Seth Moulton Is Running For President
In an ever-growing field, Moulton is the second House Democrat who once tried to push out Pelosi to now run for president.
WASHINGTON — Massachusetts Rep. Seth Moulton, a Marine veteran and Democratic leadership critic, is running for president, he announced Monday.
Moulton made his announcement in a video Monday morning, saying: "I'm running because we have to beat Donald Trump, and I want us to beat Donald Trump because I love this country. We've never been a country that gets everything right. But we're a country that, at our best, thinks that we might."
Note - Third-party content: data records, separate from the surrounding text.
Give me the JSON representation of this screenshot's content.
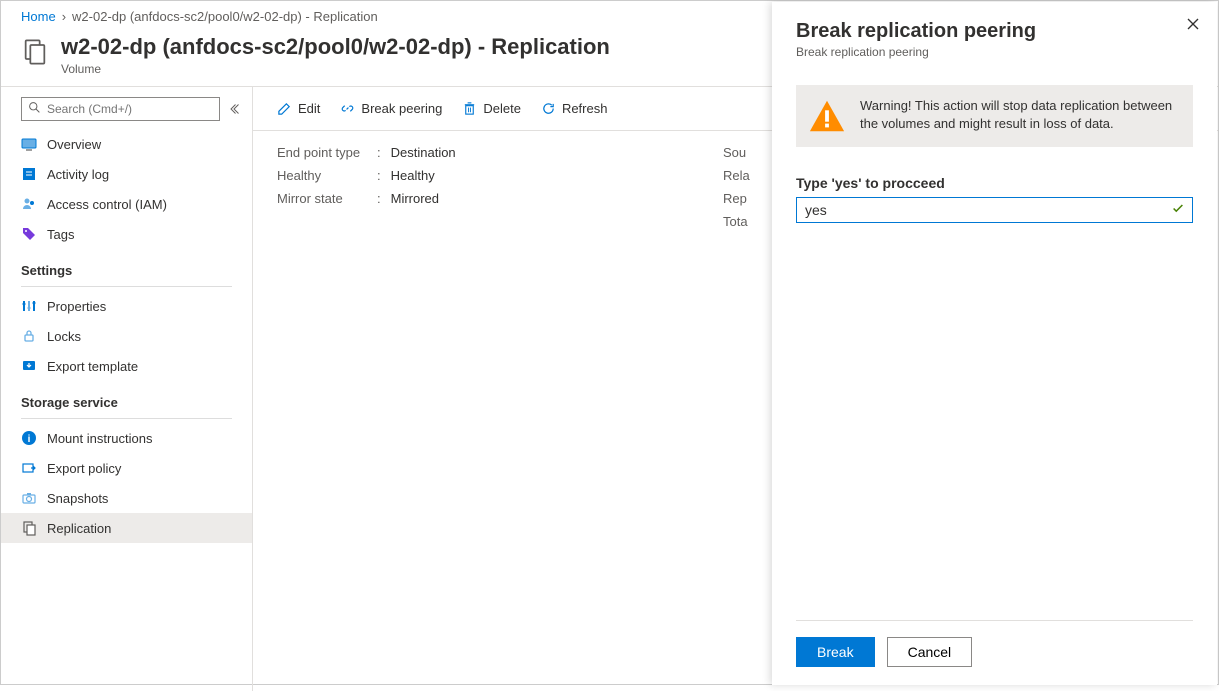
{
  "breadcrumb": {
    "home": "Home",
    "current": "w2-02-dp (anfdocs-sc2/pool0/w2-02-dp) - Replication"
  },
  "header": {
    "title": "w2-02-dp (anfdocs-sc2/pool0/w2-02-dp) - Replication",
    "subtitle": "Volume"
  },
  "sidebar": {
    "search_placeholder": "Search (Cmd+/)",
    "items": {
      "overview": "Overview",
      "activity_log": "Activity log",
      "access_control": "Access control (IAM)",
      "tags": "Tags"
    },
    "sections": {
      "settings": "Settings",
      "storage": "Storage service"
    },
    "settings_items": {
      "properties": "Properties",
      "locks": "Locks",
      "export_template": "Export template"
    },
    "storage_items": {
      "mount_instructions": "Mount instructions",
      "export_policy": "Export policy",
      "snapshots": "Snapshots",
      "replication": "Replication"
    }
  },
  "toolbar": {
    "edit": "Edit",
    "break_peering": "Break peering",
    "delete": "Delete",
    "refresh": "Refresh"
  },
  "properties": {
    "endpoint_label": "End point type",
    "endpoint_value": "Destination",
    "healthy_label": "Healthy",
    "healthy_value": "Healthy",
    "mirror_label": "Mirror state",
    "mirror_value": "Mirrored",
    "right": {
      "sou": "Sou",
      "rela": "Rela",
      "rep": "Rep",
      "tota": "Tota"
    }
  },
  "panel": {
    "title": "Break replication peering",
    "subtitle": "Break replication peering",
    "warning_text": "Warning! This action will stop data replication between the volumes and might result in loss of data.",
    "confirm_label": "Type 'yes' to procceed",
    "confirm_value": "yes",
    "break_btn": "Break",
    "cancel_btn": "Cancel"
  }
}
Moulton joins a packed field of roughly 20 Democrats who are vying for the opportunity to run against President Donald Trump and could potentially make the early debates. Ahead of him are other current and former House candidates, other veterans, and another member of the Massachusetts delegation.
"I'm not a socialist, I'm a Democrat," Moulton said in an interview Monday morning with Good Morning America. "And I want to make that clear. And maybe that's a differentiator for me in this race."
He is best known for his involvement in an unsuccessful coup to prevent Nancy Pelosi from once again becoming the speaker of the House when Democrats returned to the majority after last year’s midterms. Ohio Rep. Tim Ryan, who is also running for president, was also involved in the efforts. Ultimately, what started off as calls for a “new generation of leadership” came to be seen as attacks tinged with sexism and ageism.
There’s long been talk of Moulton’s presidential aspirations — former president Barack Obama invited him to discuss a run, Moulton has said — and his decision has been anticipated since February, when BuzzFeed News first reported he was thinking seriously about running. His decision, he said then, would hinge at least in large part over whether to put his family through a rigorous primary.
He’ll now also have to play catchup in the race, including ensuring that he qualifies for the debates by either raising money from 65,000 people in a total of 20 states or by reaching 1% or more in at least three polls.
The young congressman initially stood out for his penchant for criticizing Democratic leadership. He arrived to his congressional seat by ousting a Democrat in a primary, immediately upsetting some in the party establishment and forcing him to learn to make his own way.
Since then, he’s earned himself a reputation as a solid fundraiser and has served as a mentor to Democratic candidates, particularly veterans.